═════ Data records ═════

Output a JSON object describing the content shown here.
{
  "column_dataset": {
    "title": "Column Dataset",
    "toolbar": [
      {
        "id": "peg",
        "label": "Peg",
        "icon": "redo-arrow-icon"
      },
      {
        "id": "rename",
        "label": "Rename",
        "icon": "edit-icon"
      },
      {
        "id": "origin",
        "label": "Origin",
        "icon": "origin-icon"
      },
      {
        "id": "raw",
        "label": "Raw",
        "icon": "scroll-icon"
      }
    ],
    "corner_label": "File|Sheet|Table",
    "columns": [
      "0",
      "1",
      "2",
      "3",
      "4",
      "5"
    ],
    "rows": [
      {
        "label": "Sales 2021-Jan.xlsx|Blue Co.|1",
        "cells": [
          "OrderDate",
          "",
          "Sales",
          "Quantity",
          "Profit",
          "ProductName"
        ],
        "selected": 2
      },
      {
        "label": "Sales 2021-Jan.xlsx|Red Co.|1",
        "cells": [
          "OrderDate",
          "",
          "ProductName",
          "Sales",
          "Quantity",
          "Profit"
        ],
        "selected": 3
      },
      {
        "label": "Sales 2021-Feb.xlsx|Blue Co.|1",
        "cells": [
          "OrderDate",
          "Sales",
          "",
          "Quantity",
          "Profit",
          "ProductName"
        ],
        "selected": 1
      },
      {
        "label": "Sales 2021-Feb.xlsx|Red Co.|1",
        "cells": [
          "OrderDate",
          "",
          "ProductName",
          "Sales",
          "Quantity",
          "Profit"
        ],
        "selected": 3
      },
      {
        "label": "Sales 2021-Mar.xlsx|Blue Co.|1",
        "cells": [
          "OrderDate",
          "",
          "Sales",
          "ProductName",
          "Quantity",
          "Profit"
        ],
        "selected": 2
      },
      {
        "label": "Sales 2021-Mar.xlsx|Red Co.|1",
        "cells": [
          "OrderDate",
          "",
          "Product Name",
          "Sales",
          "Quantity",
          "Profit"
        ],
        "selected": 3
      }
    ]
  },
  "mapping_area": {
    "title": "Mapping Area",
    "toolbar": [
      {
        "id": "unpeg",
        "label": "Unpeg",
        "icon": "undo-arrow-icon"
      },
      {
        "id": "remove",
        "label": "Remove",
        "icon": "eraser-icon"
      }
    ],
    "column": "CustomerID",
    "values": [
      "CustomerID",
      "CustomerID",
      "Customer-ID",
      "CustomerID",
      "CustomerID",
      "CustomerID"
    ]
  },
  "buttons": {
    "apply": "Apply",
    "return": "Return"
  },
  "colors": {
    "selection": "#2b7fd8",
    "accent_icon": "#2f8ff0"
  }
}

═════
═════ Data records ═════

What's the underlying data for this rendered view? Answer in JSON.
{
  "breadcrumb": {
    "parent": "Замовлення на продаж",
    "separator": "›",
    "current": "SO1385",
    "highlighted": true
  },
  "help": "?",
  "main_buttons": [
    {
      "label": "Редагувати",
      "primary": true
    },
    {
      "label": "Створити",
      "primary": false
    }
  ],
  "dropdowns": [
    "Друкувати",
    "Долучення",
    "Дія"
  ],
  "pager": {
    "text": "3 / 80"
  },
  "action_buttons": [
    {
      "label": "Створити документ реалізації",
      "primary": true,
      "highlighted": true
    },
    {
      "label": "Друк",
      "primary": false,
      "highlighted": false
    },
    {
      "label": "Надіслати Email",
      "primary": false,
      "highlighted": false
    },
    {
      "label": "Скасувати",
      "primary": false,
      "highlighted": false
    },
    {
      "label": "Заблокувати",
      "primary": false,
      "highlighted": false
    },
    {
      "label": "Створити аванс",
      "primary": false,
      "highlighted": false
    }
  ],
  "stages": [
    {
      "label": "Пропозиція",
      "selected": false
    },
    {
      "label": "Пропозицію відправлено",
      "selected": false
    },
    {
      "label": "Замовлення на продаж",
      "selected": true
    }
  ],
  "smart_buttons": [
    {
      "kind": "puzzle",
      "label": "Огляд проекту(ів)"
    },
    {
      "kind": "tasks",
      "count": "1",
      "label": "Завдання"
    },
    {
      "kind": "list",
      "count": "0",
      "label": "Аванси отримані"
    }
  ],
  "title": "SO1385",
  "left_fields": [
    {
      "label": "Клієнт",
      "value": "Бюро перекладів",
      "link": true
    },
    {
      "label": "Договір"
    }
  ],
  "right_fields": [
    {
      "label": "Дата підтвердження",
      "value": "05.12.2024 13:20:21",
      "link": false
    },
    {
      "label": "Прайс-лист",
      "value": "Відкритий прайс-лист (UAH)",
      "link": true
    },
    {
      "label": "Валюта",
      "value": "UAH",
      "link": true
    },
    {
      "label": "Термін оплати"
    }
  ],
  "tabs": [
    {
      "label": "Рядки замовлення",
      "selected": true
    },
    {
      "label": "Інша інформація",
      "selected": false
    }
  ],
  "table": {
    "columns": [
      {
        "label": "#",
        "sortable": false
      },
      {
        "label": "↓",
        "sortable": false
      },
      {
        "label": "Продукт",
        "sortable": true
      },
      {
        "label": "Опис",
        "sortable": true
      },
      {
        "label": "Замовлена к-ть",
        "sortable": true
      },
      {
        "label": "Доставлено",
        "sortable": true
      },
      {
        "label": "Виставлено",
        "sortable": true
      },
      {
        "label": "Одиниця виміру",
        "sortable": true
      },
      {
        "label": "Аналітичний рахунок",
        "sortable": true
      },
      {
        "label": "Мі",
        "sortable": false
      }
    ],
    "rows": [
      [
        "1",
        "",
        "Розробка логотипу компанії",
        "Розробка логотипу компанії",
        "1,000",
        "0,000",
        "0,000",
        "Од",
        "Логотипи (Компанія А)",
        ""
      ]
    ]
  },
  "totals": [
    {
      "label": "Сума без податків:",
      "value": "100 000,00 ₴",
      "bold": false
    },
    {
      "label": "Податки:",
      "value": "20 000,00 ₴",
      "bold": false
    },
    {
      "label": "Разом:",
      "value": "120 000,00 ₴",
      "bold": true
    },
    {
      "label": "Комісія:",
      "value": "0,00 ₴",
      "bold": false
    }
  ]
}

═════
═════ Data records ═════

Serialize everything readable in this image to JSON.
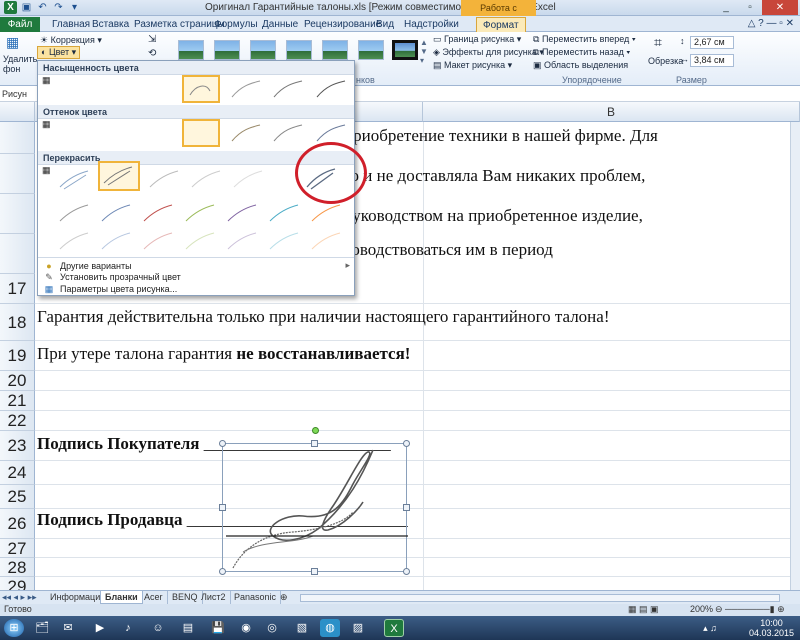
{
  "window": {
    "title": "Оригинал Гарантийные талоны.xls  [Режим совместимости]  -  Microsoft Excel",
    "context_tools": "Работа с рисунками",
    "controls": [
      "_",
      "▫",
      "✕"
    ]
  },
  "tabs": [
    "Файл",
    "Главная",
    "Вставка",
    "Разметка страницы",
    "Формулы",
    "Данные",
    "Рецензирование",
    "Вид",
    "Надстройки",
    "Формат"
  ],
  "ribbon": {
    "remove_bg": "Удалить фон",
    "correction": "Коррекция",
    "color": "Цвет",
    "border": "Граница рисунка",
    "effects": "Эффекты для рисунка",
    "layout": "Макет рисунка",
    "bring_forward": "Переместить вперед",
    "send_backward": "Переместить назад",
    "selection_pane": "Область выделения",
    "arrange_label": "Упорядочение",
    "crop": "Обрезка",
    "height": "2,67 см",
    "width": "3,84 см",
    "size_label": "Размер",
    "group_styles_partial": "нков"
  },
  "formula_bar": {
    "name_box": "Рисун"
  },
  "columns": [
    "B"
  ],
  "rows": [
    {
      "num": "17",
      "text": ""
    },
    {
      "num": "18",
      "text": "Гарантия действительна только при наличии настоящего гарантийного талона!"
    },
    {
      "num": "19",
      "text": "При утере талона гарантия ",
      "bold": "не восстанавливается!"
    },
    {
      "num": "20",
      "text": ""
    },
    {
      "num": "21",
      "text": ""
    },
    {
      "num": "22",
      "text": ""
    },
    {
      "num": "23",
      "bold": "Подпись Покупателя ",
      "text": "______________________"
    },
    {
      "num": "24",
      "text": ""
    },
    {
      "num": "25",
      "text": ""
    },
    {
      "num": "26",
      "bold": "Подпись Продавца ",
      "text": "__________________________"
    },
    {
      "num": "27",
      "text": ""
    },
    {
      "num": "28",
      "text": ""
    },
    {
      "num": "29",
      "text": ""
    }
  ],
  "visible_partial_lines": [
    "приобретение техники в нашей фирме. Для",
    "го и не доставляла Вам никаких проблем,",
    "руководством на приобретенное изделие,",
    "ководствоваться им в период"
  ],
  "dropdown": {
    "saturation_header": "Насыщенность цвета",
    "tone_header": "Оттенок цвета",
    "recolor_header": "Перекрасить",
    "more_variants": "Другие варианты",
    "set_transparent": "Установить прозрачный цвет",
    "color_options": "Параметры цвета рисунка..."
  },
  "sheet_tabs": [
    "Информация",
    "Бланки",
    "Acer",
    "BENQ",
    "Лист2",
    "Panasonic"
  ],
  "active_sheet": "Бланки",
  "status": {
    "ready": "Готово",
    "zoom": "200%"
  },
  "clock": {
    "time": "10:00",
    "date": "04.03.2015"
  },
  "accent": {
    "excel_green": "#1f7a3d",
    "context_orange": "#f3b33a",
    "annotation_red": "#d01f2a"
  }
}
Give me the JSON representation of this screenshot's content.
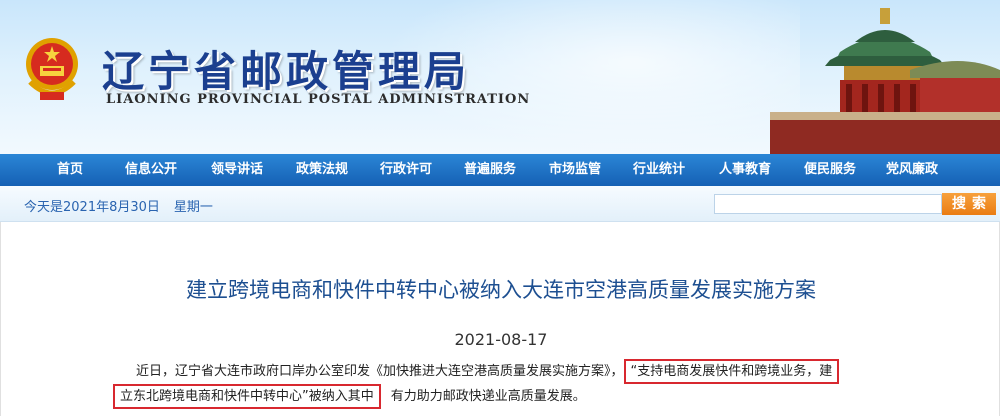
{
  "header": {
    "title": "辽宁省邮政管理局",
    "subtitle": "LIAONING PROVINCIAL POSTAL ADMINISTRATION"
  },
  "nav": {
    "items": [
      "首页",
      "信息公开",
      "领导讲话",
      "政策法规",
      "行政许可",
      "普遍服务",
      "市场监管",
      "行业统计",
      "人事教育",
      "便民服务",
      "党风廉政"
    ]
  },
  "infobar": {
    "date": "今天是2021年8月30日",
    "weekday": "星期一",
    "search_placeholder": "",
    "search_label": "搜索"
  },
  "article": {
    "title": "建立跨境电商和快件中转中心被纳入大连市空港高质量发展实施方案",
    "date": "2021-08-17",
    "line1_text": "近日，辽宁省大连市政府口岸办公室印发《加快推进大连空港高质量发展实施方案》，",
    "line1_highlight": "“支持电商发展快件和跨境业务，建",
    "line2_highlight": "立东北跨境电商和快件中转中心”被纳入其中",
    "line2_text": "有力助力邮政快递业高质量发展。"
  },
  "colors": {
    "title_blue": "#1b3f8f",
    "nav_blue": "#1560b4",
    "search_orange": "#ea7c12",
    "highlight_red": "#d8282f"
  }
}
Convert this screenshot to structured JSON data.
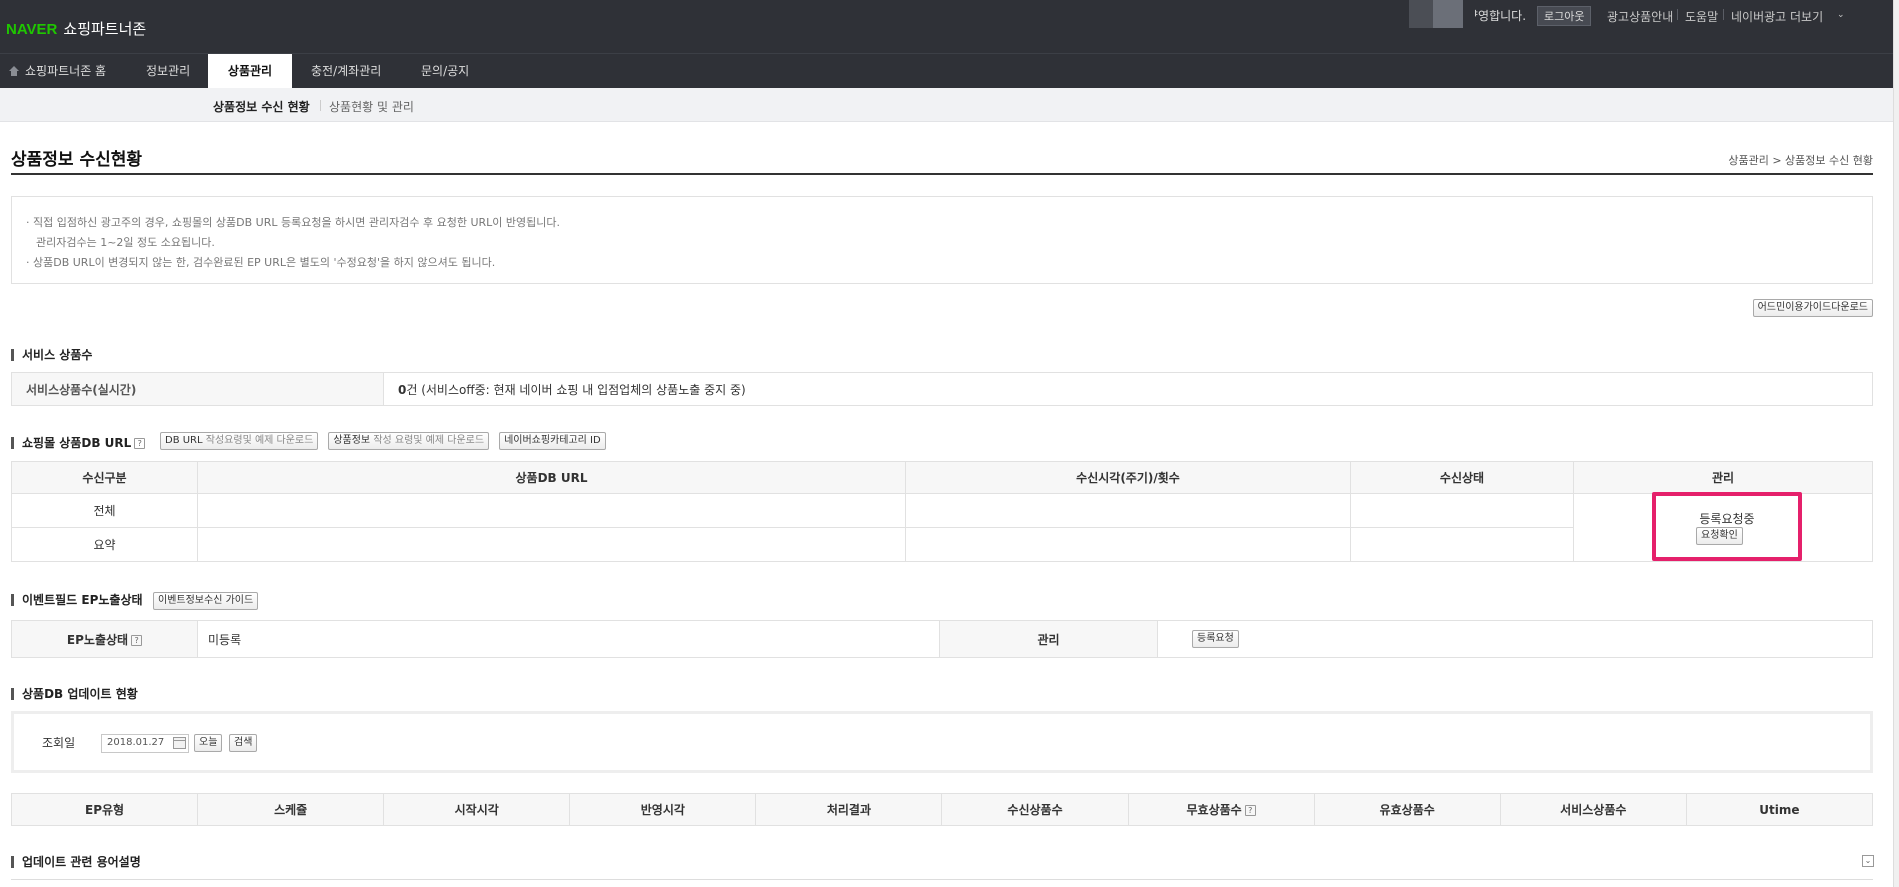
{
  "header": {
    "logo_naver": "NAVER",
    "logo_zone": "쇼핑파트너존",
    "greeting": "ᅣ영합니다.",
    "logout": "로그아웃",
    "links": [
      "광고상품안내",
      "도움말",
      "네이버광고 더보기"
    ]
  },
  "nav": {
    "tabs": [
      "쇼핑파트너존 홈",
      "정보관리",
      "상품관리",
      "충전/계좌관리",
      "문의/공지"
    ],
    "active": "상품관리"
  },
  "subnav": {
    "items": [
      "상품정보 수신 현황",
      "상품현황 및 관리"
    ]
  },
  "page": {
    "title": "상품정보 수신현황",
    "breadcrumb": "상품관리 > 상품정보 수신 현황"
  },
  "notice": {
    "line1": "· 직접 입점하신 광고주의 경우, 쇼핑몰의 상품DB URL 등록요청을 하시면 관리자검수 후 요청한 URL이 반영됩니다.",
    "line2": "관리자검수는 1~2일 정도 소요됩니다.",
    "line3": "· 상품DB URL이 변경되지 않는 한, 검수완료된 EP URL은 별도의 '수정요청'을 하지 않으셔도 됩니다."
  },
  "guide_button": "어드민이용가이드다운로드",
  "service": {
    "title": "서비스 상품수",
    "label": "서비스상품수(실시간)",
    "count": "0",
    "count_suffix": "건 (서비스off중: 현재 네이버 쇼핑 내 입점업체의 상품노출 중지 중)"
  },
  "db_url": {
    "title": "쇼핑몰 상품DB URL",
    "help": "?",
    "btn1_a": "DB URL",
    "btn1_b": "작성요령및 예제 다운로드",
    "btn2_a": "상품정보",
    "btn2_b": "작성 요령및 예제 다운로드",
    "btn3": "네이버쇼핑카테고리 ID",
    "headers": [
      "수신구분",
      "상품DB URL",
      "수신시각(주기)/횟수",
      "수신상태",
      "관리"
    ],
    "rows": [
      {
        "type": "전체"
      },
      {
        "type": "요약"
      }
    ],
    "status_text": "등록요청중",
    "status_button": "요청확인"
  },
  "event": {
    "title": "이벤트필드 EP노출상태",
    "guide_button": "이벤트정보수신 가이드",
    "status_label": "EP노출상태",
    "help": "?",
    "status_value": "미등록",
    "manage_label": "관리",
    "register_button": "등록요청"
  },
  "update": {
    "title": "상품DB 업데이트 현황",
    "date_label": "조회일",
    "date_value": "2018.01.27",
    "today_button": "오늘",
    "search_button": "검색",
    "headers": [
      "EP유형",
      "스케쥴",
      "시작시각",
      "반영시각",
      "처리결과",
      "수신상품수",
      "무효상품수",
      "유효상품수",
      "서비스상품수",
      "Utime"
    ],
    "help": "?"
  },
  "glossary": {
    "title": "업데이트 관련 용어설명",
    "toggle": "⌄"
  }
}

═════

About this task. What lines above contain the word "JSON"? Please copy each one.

Exercise output.
Output a JSON object describing the content shown here.
What's the underlying data for this rendered view? Answer in JSON.
Serialize everything readable in this image to JSON.
Give me the JSON representation of this screenshot's content.
Convert this screenshot to structured JSON data.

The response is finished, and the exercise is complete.